FORMER Speaker Feliciano Belmonte Jr. said Tuesday he is seeking to increase the allowed campaign expenditures of candidates and political parties to realistic amounts “to accurately reflect” the cost of goods and services.
Belmonte, vice chairman of the Liberal Party, filed House Bill 15 following the failure of the LP and presidential candidate Manuel Roxas II to submit on time their Statement of Contributions and Expenditures in the last national elections.
“With these amendments in place, the law will accurately reflect the current economic landscape and allow candidates to pay the full and fair price of the goods and services they wish to engage,” Belmonte said, adding that his proposal seeks to amend Section 13 of Republic Act 7166.
Belmonte said the amendments would also allow candidates to maximize their resources to effectively communicate their platforms and ideas to a greater number of their constituents, which could translate into a voting public that was more active, intelligent, and aware.
Belmonte noted in his bill that the Omnibus Election Code of the Philippines allows candidates to spend an aggregate amount not exceeding P1.50 for every voter registered in the constituency where he filed his candidacy.
He said RA 7166 was enacted in 1991, amending the provisions of the Omnibus Election Code and increased the allowed expenditures for candidates and political parties.
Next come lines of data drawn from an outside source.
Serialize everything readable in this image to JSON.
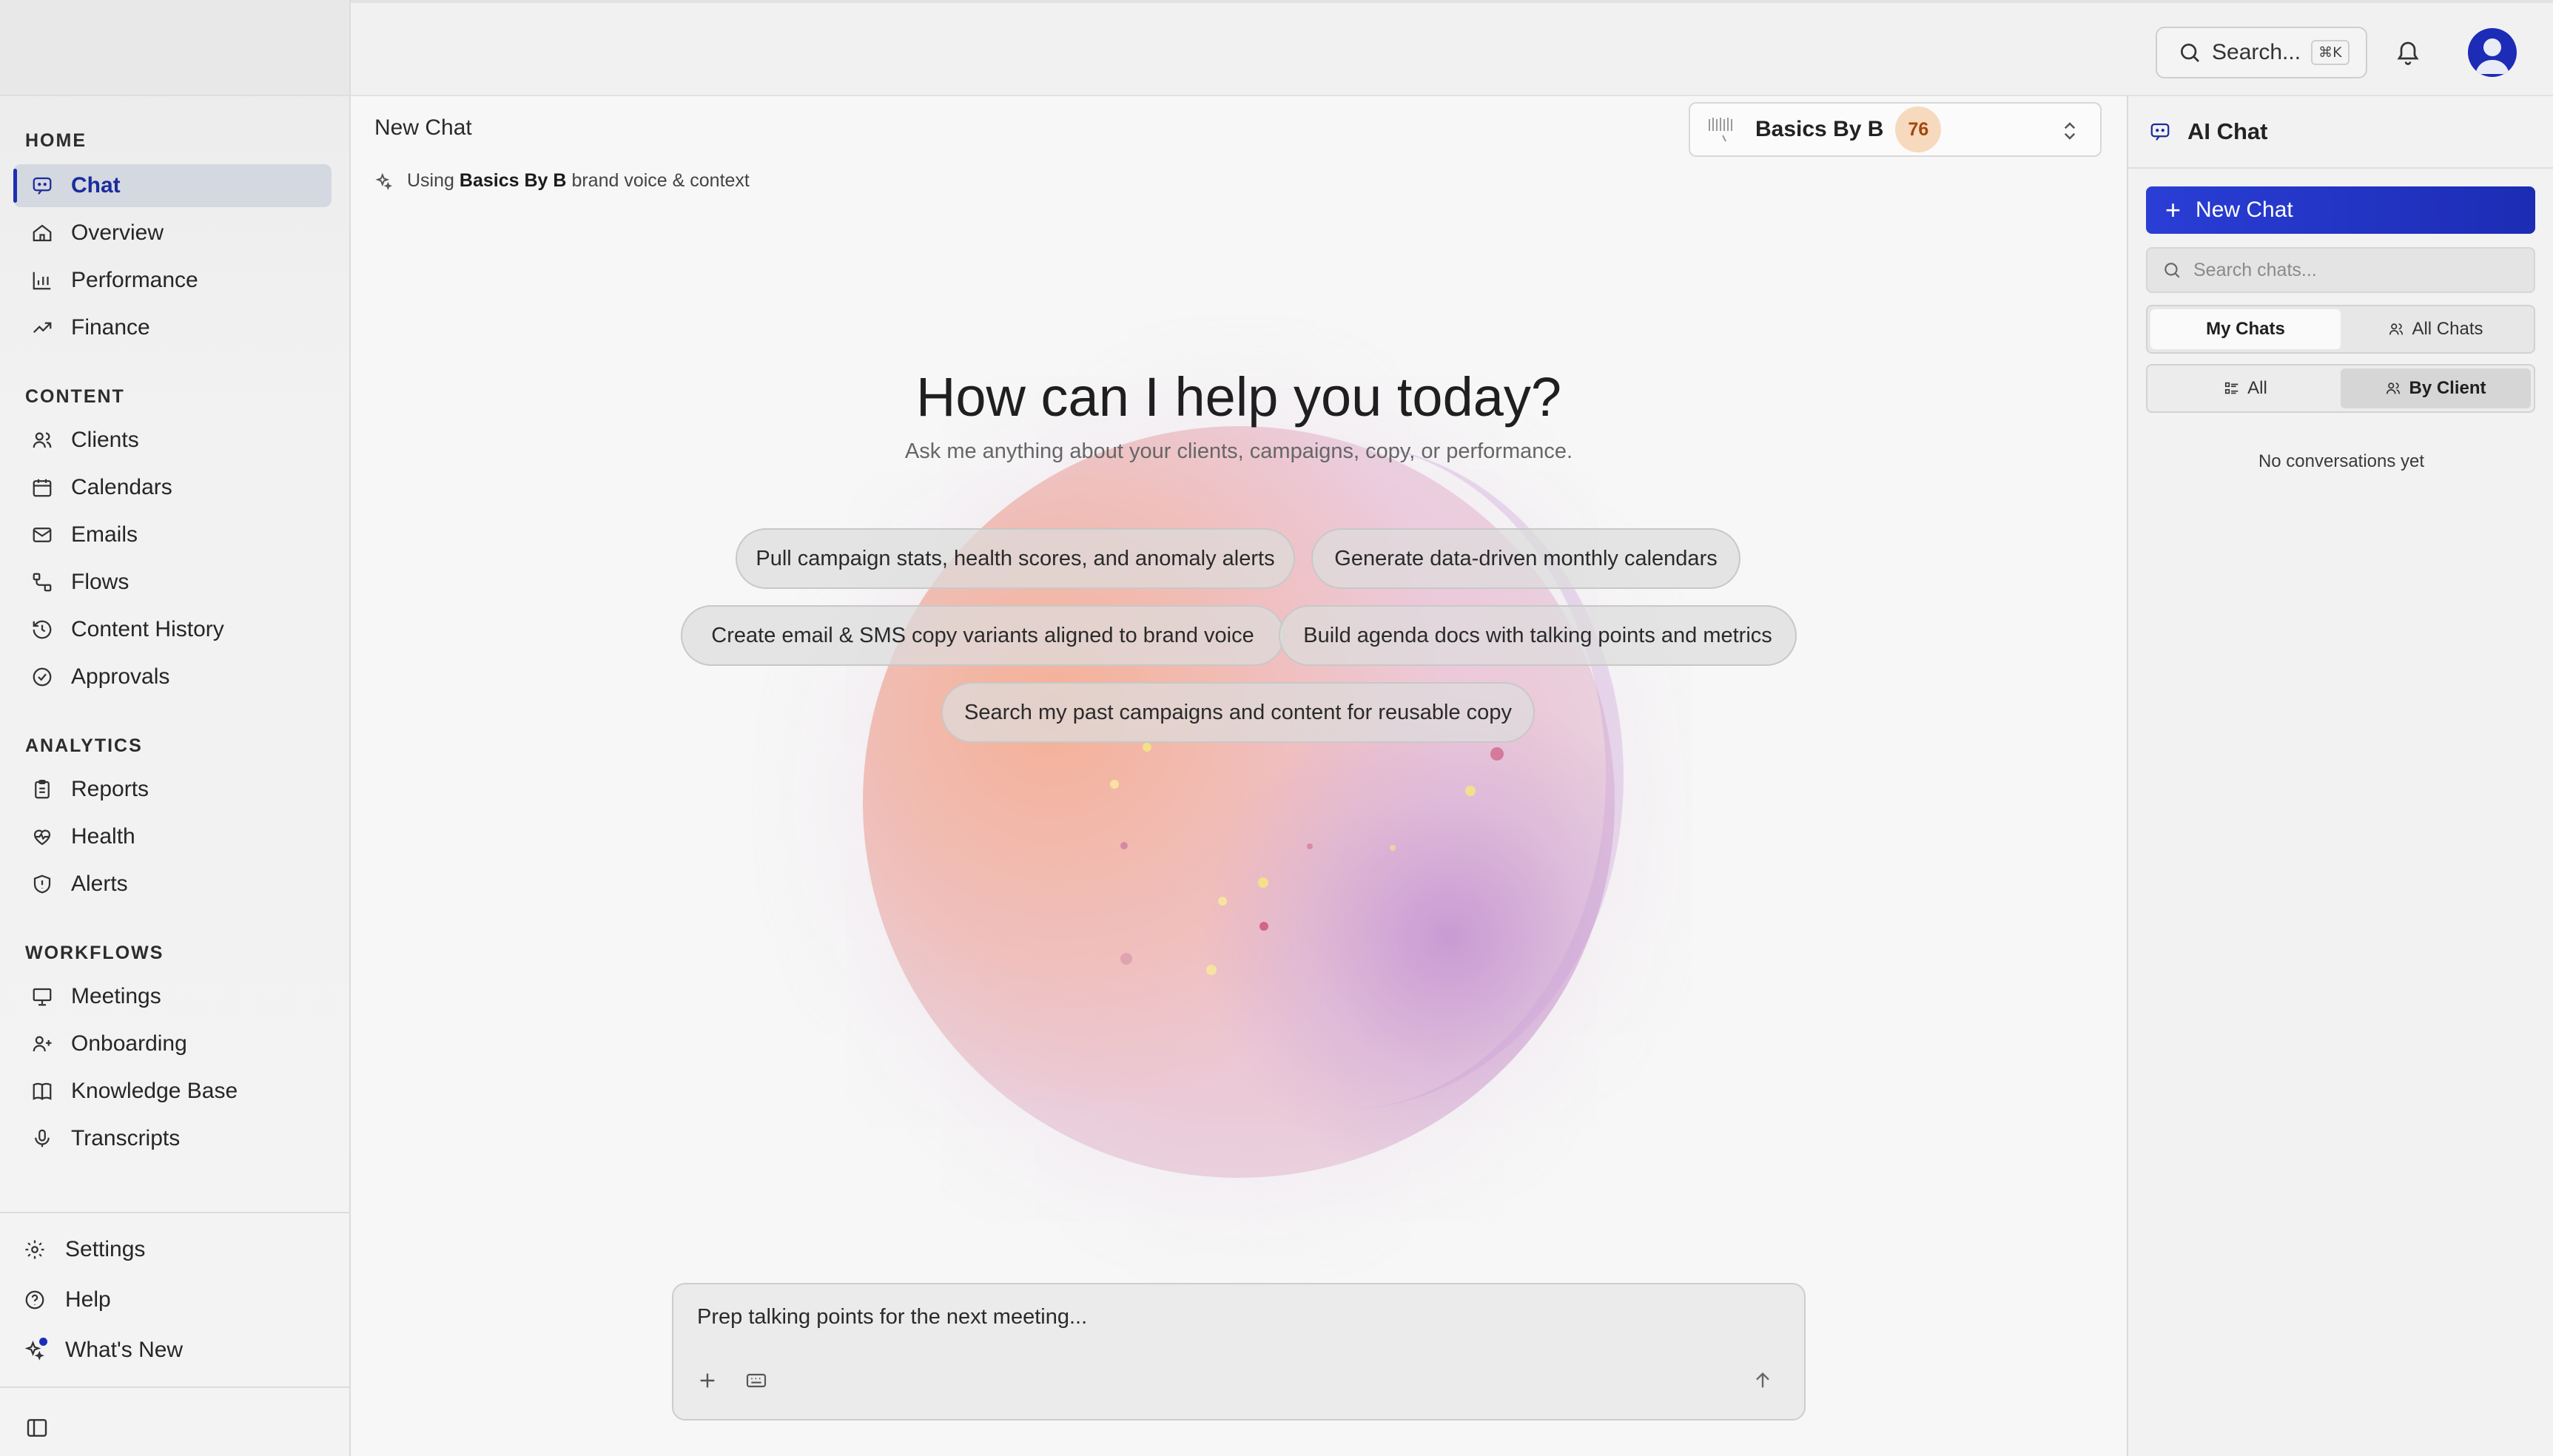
{
  "sidebar": {
    "sections": [
      {
        "label": "HOME",
        "items": [
          {
            "label": "Chat",
            "icon": "chat-icon",
            "active": true
          },
          {
            "label": "Overview",
            "icon": "home-icon"
          },
          {
            "label": "Performance",
            "icon": "bar-chart-icon"
          },
          {
            "label": "Finance",
            "icon": "trending-up-icon"
          }
        ]
      },
      {
        "label": "CONTENT",
        "items": [
          {
            "label": "Clients",
            "icon": "users-icon"
          },
          {
            "label": "Calendars",
            "icon": "calendar-icon"
          },
          {
            "label": "Emails",
            "icon": "mail-icon"
          },
          {
            "label": "Flows",
            "icon": "flow-icon"
          },
          {
            "label": "Content History",
            "icon": "history-icon"
          },
          {
            "label": "Approvals",
            "icon": "check-circle-icon"
          }
        ]
      },
      {
        "label": "ANALYTICS",
        "items": [
          {
            "label": "Reports",
            "icon": "clipboard-icon"
          },
          {
            "label": "Health",
            "icon": "heart-pulse-icon"
          },
          {
            "label": "Alerts",
            "icon": "shield-alert-icon"
          }
        ]
      },
      {
        "label": "WORKFLOWS",
        "items": [
          {
            "label": "Meetings",
            "icon": "presentation-icon"
          },
          {
            "label": "Onboarding",
            "icon": "user-plus-icon"
          },
          {
            "label": "Knowledge Base",
            "icon": "book-icon"
          },
          {
            "label": "Transcripts",
            "icon": "mic-icon"
          }
        ]
      }
    ],
    "utility": [
      {
        "label": "Settings",
        "icon": "gear-icon"
      },
      {
        "label": "Help",
        "icon": "help-circle-icon"
      },
      {
        "label": "What's New",
        "icon": "sparkles-icon"
      }
    ]
  },
  "header": {
    "search_label": "Search...",
    "search_shortcut": "⌘K"
  },
  "main": {
    "title": "New Chat",
    "brand_note": {
      "prefix": "Using",
      "brand": "Basics By B",
      "suffix": "brand voice & context"
    },
    "client": {
      "name": "Basics By B",
      "score": "76"
    },
    "hero_title": "How can I help you today?",
    "hero_subtitle": "Ask me anything about your clients, campaigns, copy, or performance.",
    "suggestions": [
      "Pull campaign stats, health scores, and anomaly alerts",
      "Generate data-driven monthly calendars",
      "Create email & SMS copy variants aligned to brand voice",
      "Build agenda docs with talking points and metrics",
      "Search my past campaigns and content for reusable copy"
    ],
    "composer_text": "Prep talking points for the next meeting..."
  },
  "right_panel": {
    "title": "AI Chat",
    "new_chat_label": "New Chat",
    "search_placeholder": "Search chats...",
    "tabs_owner": [
      "My Chats",
      "All Chats"
    ],
    "tabs_group": [
      "All",
      "By Client"
    ],
    "empty_text": "No conversations yet"
  },
  "colors": {
    "accent": "#1f2fb0",
    "active_nav_bg": "#d4d8e0",
    "score_bg": "#f7d9bd",
    "score_text": "#a0480c"
  }
}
“Candidates are allowed to spend P3.00 for every voter currently registered in the constituency where he filed his Certificate of Candidacy, and candidates without any political party, and without support from any political party, are allowed to spend P5.00 for every such voter,” Belmonte said.
The candidates for president and vice president are allowed a larger sum of P10.00, while political parties are allowed P5.00 for every voter currently registered in the constituency or constituencies where they have official candidates.
“Twenty-five years later, these figures have yet to be updated to reflect inflation and the eroded purchasing power of the Philippine peso,” Belmonte said.
“The limitations also hinder candidates from launching campaigns that could reach even the most remote of places in the country for fear of running afoul of the law.”
Under the measure, all candidates would be authorized to spend P50.00 and P30.00 for political parties for every voter currently registered in the constituency or constituencies where they have official candidates.